Of course, sticking to a pre-set starting position for 2006 would lead to creative stagnation of the present-day stories, so they started to ignore this (I remember being outraged at the Time Wars deaths of some Autobots who had appeared in future stories and who, to my 10-year-old mind, were ‘guaranteed’ survival until then). I’d say Furman started with the ‘alternate universe’ idea after Time Wars (the big time-rift would have been a plausible excuse for starting this), with at least two different futures of ‘Aspects of Evil’ and ‘Rhythms of Darkness’.

But like Andros Tempest, nowadays I tend to follow the Basil Exposition approach to time-travel stories: “I suggest you don't worry about those things and just enjoy yourself.”

Tim Roll-Pickering said...

Marvel US has actually been a lot more inconsistent on time travel than one might think. Mark Gruenwald certainly tried to set down the rule that time travel can't change history, it just creates an alternate timeline. However not all stories follow this - the biggest contrary case off the top of my head is the X-Men story Age of Apocalypse.

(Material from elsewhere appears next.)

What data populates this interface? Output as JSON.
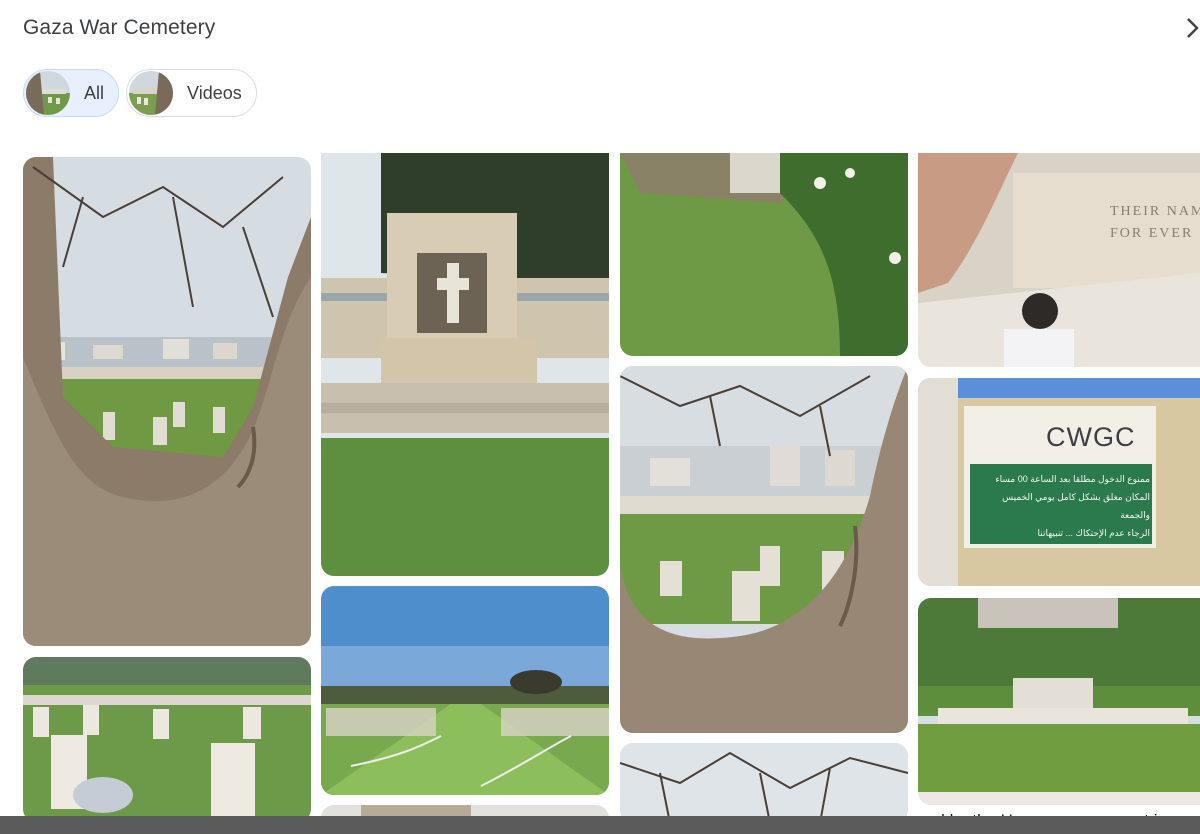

If I'm thinking of the right Secret Wars II story, it's actually one where Reed Richards stopped the Beyonder from killing Dr Doom on the basis that Doom had not yet been taken out of time to battle the Beyonder in the original Secret Wars series, and that even the all-powerful Beyonder may not be able to withstand the paradox. The story was from Fantastic Four #288.

At the time of Target 2006 it seems to follow the "Back to the Future rules" - time travel into the past alters history without spewing alternate timelines (forget the diagram Doc draws in the second movie) but make a drastic alteration that impacts on the circumstances of your own birth/creation and you fade out of existence. Had Galvatron's plan succeeded then the weapon would have become available in 2006; when he thought he'd destroyed Starscream he assumed that he was in an alternate past because he still existed.

I suspect Time Wars was intended to be a mini-Crisis type event that allowed for the ditching of a fixed future, especially with a wholesale massacre on the horizon of the present when many of those characters had been shown in the future.